Yours, Etc.: Origins and Uses of 8 Sign-Offs
late 14c., "sudden fit of paralysis and dizziness," from Old French apoplexie or directly from Late Latin apoplexia, from Greek apoplexia, from apoplessein "to strike down and incapacitate," from apo- "off" (see apo-), in this case probably an intensive prefix, + plessein "hit" (cf. plague (n.), also with a root sense of "stricken"). The Latin translation, sideratio, means "disease caused by a constellation."
apoplexy ap·o·plex·y (āp'ə-plěk'sē)

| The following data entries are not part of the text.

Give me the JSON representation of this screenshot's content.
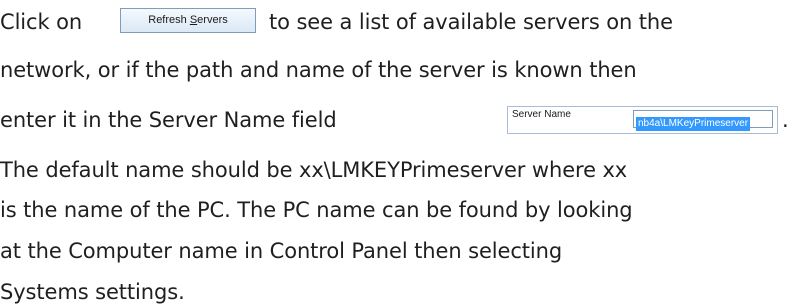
{
  "paragraph": {
    "line1_pre": "Click on",
    "line1_post": "to see a list of available servers on the",
    "line2": "network, or if the path and name of the server is known then",
    "line3_pre": "enter it in the Server Name field",
    "line3_post": ".",
    "line4": "The default name should be xx\\LMKEYPrimeserver where xx",
    "line5": "is the name of the PC. The PC name can be found by looking",
    "line6": "at the Computer name in Control Panel then selecting",
    "line7": "Systems settings."
  },
  "refresh_button": {
    "label_pre": "Refresh ",
    "label_underlined": "S",
    "label_post": "ervers"
  },
  "server_field": {
    "label": "Server Name",
    "value": "nb4a\\LMKeyPrimeserver"
  }
}
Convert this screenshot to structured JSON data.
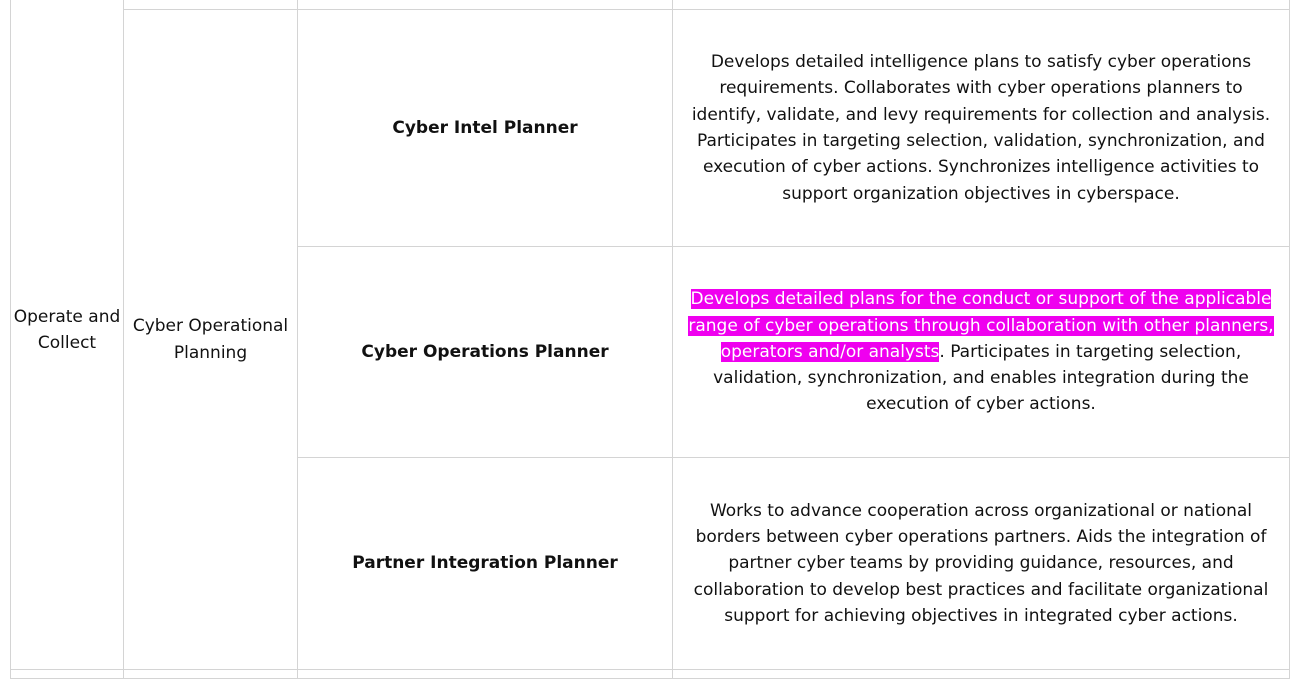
{
  "category": "Operate and Collect",
  "specialty_area": "Cyber Operational Planning",
  "roles": [
    {
      "title": "Cyber Intel Planner",
      "description": "Develops detailed intelligence plans to satisfy cyber operations requirements.  Collaborates with cyber operations planners to identify, validate, and levy requirements for collection and analysis.  Participates in targeting selection, validation, synchronization, and execution of cyber actions.  Synchronizes intelligence activities to support organization objectives in cyberspace."
    },
    {
      "title": "Cyber Operations Planner",
      "description_highlighted": "Develops detailed plans for the conduct or support of the applicable range of cyber operations through collaboration with other planners, operators and/or analysts",
      "description_rest": ".   Participates in targeting selection, validation, synchronization, and enables integration during the execution of cyber actions.",
      "highlight_color": "#ef00ef"
    },
    {
      "title": "Partner Integration Planner",
      "description": "Works to advance cooperation across organizational or national borders between cyber operations partners.  Aids the integration of partner cyber teams by providing guidance, resources, and collaboration to develop best practices and facilitate organizational support for achieving objectives in integrated cyber actions."
    }
  ]
}
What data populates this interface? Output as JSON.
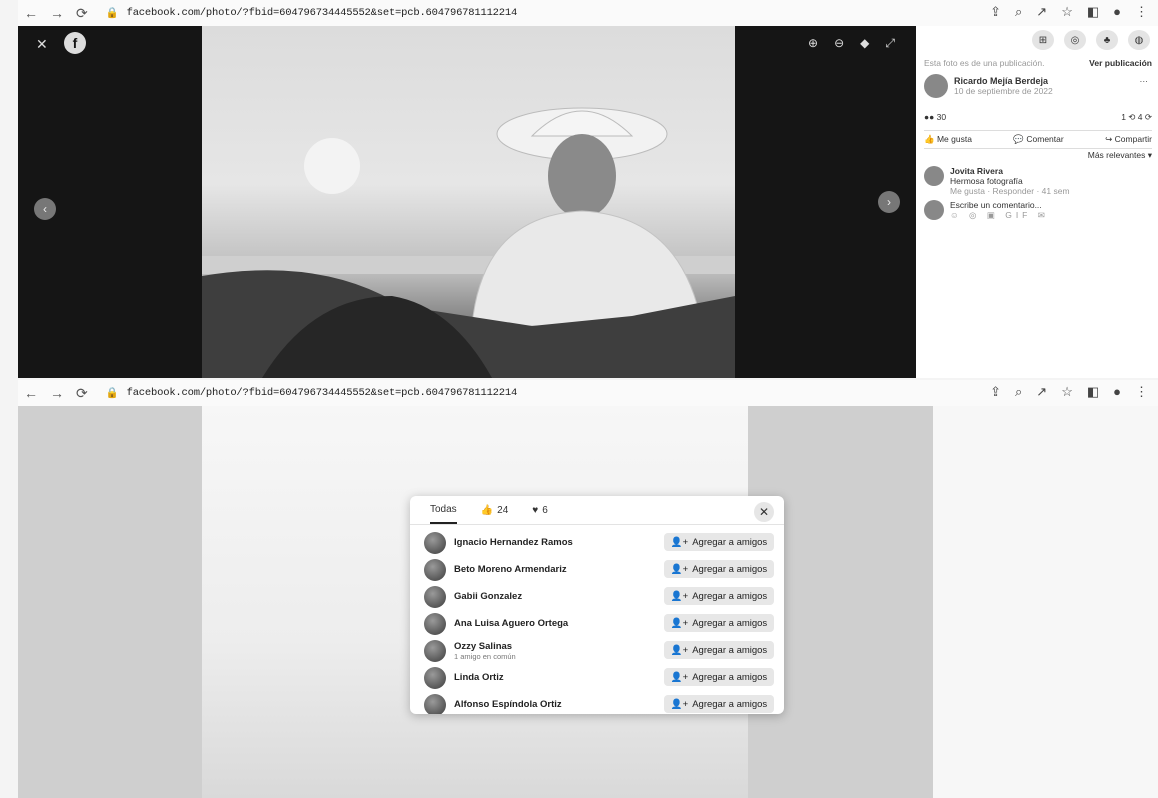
{
  "top": {
    "url": "facebook.com/photo/?fbid=604796734445552&set=pcb.604796781112214",
    "side": {
      "notice": "Esta foto es de una publicación.",
      "view_post": "Ver publicación",
      "author": "Ricardo Mejía Berdeja",
      "date": "10 de septiembre de 2022",
      "reactions_count": "30",
      "comments_shares": "1 ⟲ 4 ⟳",
      "like_label": "Me gusta",
      "comment_label": "Comentar",
      "share_label": "Compartir",
      "relevant_label": "Más relevantes ▾",
      "commenter_name": "Jovita Rivera",
      "comment_text": "Hermosa fotografía",
      "comment_actions": "Me gusta · Responder · 41 sem",
      "write_comment_placeholder": "Escribe un comentario..."
    }
  },
  "bottom": {
    "url": "facebook.com/photo/?fbid=604796734445552&set=pcb.604796781112214",
    "dialog": {
      "tab_all": "Todas",
      "tab_like_count": "24",
      "tab_love_count": "6",
      "add_label": "Agregar a amigos",
      "people": [
        {
          "name": "Ignacio Hernandez Ramos",
          "sub": ""
        },
        {
          "name": "Beto Moreno Armendariz",
          "sub": ""
        },
        {
          "name": "Gabii Gonzalez",
          "sub": ""
        },
        {
          "name": "Ana Luisa Aguero Ortega",
          "sub": ""
        },
        {
          "name": "Ozzy Salinas",
          "sub": "1 amigo en común"
        },
        {
          "name": "Linda Ortiz",
          "sub": ""
        },
        {
          "name": "Alfonso Espíndola Ortiz",
          "sub": ""
        }
      ]
    }
  }
}
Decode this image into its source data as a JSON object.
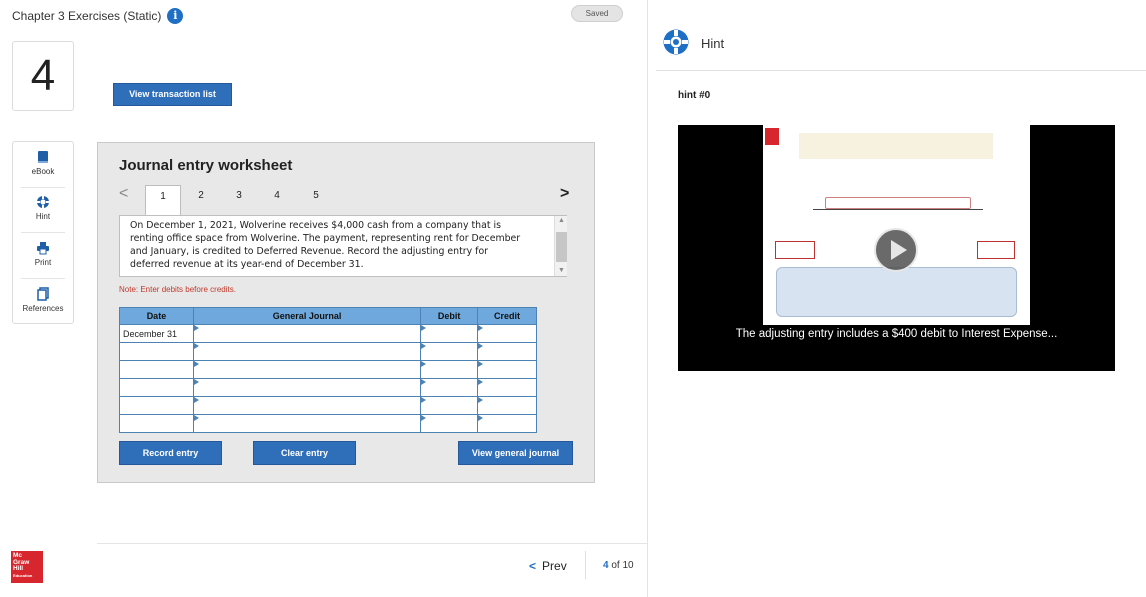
{
  "header": {
    "app_title": "Chapter 3 Exercises (Static)",
    "info_glyph": "i",
    "saved_label": "Saved"
  },
  "question": {
    "number": "4"
  },
  "tools": [
    {
      "label": "eBook",
      "icon": "book-icon"
    },
    {
      "label": "Hint",
      "icon": "lifebuoy-icon"
    },
    {
      "label": "Print",
      "icon": "printer-icon"
    },
    {
      "label": "References",
      "icon": "copy-icon"
    }
  ],
  "view_transaction_label": "View transaction list",
  "worksheet": {
    "title": "Journal entry worksheet",
    "prev_glyph": "<",
    "next_glyph": ">",
    "tabs": [
      "1",
      "2",
      "3",
      "4",
      "5"
    ],
    "active_tab": "1",
    "description": "On December 1, 2021, Wolverine receives $4,000 cash from a company that is renting office space from Wolverine. The payment, representing rent for December and January, is credited to Deferred Revenue. Record the adjusting entry for deferred revenue at its year-end of December 31.",
    "note": "Note: Enter debits before credits.",
    "table": {
      "headers": [
        "Date",
        "General Journal",
        "Debit",
        "Credit"
      ],
      "first_date": "December 31"
    },
    "buttons": {
      "record": "Record entry",
      "clear": "Clear entry",
      "view_journal": "View general journal"
    }
  },
  "pagination": {
    "prev_label": "Prev",
    "current": "4",
    "of_text": "of 10"
  },
  "logo_text": "Mc Graw Hill Education",
  "hint_panel": {
    "title": "Hint",
    "hint_label": "hint #0",
    "caption": "The adjusting entry includes a $400 debit to Interest Expense..."
  },
  "colors": {
    "accent_blue": "#2f6fba",
    "table_header": "#6fa8dc",
    "note_red": "#c0392b",
    "brand_red": "#d7262d"
  }
}
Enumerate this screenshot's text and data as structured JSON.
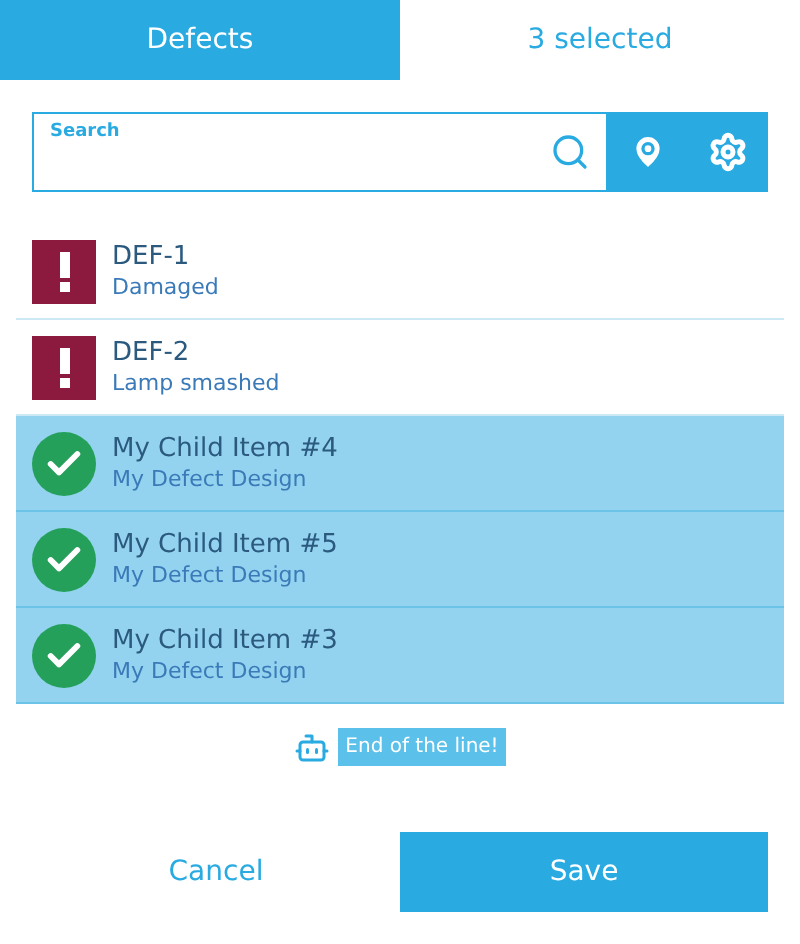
{
  "tabs": [
    {
      "label": "Defects",
      "selected": true
    },
    {
      "label": "3 selected",
      "selected": false
    }
  ],
  "search": {
    "label": "Search"
  },
  "items": [
    {
      "kind": "defect",
      "title": "DEF-1",
      "subtitle": "Damaged",
      "selected": false
    },
    {
      "kind": "defect",
      "title": "DEF-2",
      "subtitle": "Lamp smashed",
      "selected": false
    },
    {
      "kind": "item",
      "title": "My Child Item #4",
      "subtitle": "My Defect Design",
      "selected": true
    },
    {
      "kind": "item",
      "title": "My Child Item #5",
      "subtitle": "My Defect Design",
      "selected": true
    },
    {
      "kind": "item",
      "title": "My Child Item #3",
      "subtitle": "My Defect Design",
      "selected": true
    }
  ],
  "end_message": "End of the line!",
  "buttons": {
    "cancel": "Cancel",
    "save": "Save"
  }
}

Sudden impairment of neurological function, especially from a cerebral hemorrhage; a stroke.
An effusion of blood into a tissue or organ.